When I worked at Pixar, the management spoke of the "yes, and" principle (rather than "no, but"), encouraging employees to enhance ideas from others rather than focusing on why something wouldn't work. Rather, building an idea upwards and working together to make it successful.

So was the story of Batkid. The entire city said "yes, and...", with SFPD, the Fire Dept, the Giants, and stacks of tech companies like Twitter jumping in and asking how they could plus it up and help Make-A-Wish Greater Bay Area achieve this. It was a beautiful combination of motivated people and child-like enthusiasm for a noble cause.

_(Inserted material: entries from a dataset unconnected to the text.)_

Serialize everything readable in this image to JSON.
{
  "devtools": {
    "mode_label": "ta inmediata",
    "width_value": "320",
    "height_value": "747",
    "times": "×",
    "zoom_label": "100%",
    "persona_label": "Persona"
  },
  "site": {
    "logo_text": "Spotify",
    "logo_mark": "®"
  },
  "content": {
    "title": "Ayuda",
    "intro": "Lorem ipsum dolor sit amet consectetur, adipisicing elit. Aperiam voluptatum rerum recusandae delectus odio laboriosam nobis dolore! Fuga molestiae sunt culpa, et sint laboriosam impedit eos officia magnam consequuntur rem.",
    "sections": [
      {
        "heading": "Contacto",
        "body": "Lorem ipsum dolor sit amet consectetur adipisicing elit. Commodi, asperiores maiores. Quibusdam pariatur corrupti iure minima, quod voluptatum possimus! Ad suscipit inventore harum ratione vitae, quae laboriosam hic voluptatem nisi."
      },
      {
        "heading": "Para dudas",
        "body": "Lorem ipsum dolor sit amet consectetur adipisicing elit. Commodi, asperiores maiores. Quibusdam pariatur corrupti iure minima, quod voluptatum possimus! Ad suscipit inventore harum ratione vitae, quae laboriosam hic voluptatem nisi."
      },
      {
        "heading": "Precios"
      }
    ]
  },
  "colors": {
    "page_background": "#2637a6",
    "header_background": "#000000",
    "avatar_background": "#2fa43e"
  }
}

All the companies and officials donated so much time and positive energy to this, there was such a ball of good will and optimism, I'm not surprised 25,000 people showed up to experience it. Positive news is a powerful force too, we just don't pay attention to it as much as we should.

People talk of how this event "restored their faith in humanity"-- I think San Francisco planted a huge stake in the ground that other cities should measure themselves against. People here shouted from the rooftops: "Humanity can do better!" It made me incredibly proud to live here.

What did you do when you found out how big it got (couple hundred people vs. billions of people)?

Thanks goodness I have a girlfriend who can help me keep me from passing out from stress. :) Originally, EJ and Sue (Batman and Damsel) came to a BBQ in my backyard and asked me if I wanted to dress up as a bad guy and get chased around by a 5 year old. We expected it would be in a climbing gym or something. A couple weeks out it was clear this was going to have (what turned out to be) 2 billion eyes on it. No pressure!

I watched through Batman (1966) a bunch of times and studied Burgess Meredith's Penguin performance, practiced the "Wah Wah Wahhh!!!" laugh over and over, and came up with a good waddle. My chosen profession as a Software Engineer doesn't generally prepare a person for such an event, but I had some improv classes in high school somewhere way up my sleeve, which made me comfortable with the thought of not screwing it up.

My lovely lady put things into glorious perspective: "it doesn't matter that it's gotten bigger than you all expected. You would have all put in the same amount of spirit even if only 5 people were going to show up. It's not for the crowds. It's for Batkid." I was so concerned about the messaging and making sure I represented the spirit of the day and the bigger, deeper messages of the event. But, of course, she's right. It was all for Miles, and that remained my focus on the day-of. The most important part was that he had fun and kicked my butt and saved Lou Seal. This helped me swallow the stage butterflies and keep focused on the true goal of the day.

What was your reaction when you were told this was going to be made into a film?

I heard from Patricia (Wilson) that this was potentially going to happen and my first thought was "How can I help?" I work in film (at Lucasfilm/ILM in SF) and so I figured someone at work could help with storyboards or volunteer their time to edit or color correct etc. With so many people In my personal and professional life so passionate about storytelling, it was instantly exciting to help with a project like this in whatever ways I could. I got in touch with Dana (Nachman) and she came over to the Presidio Starbucks on our campus and we chatted for a few hours one afternoon. It was very early, before she even knew if the project was going to be greenlit. We talked about a lot of these concepts here, and she loved the "Yes, and..." concept. She joked she might even call the film that, if it wasn't so esoteric of a title. Fast-forward to now, many months later, and after a great Comic-Con Panel last week in San Diego... I'm so excited to see what story she's telling with all the great source material from Batkid Day. My hope is that this film is a way to continue reminding people that there is, in fact, a whole lot of beauty in the world.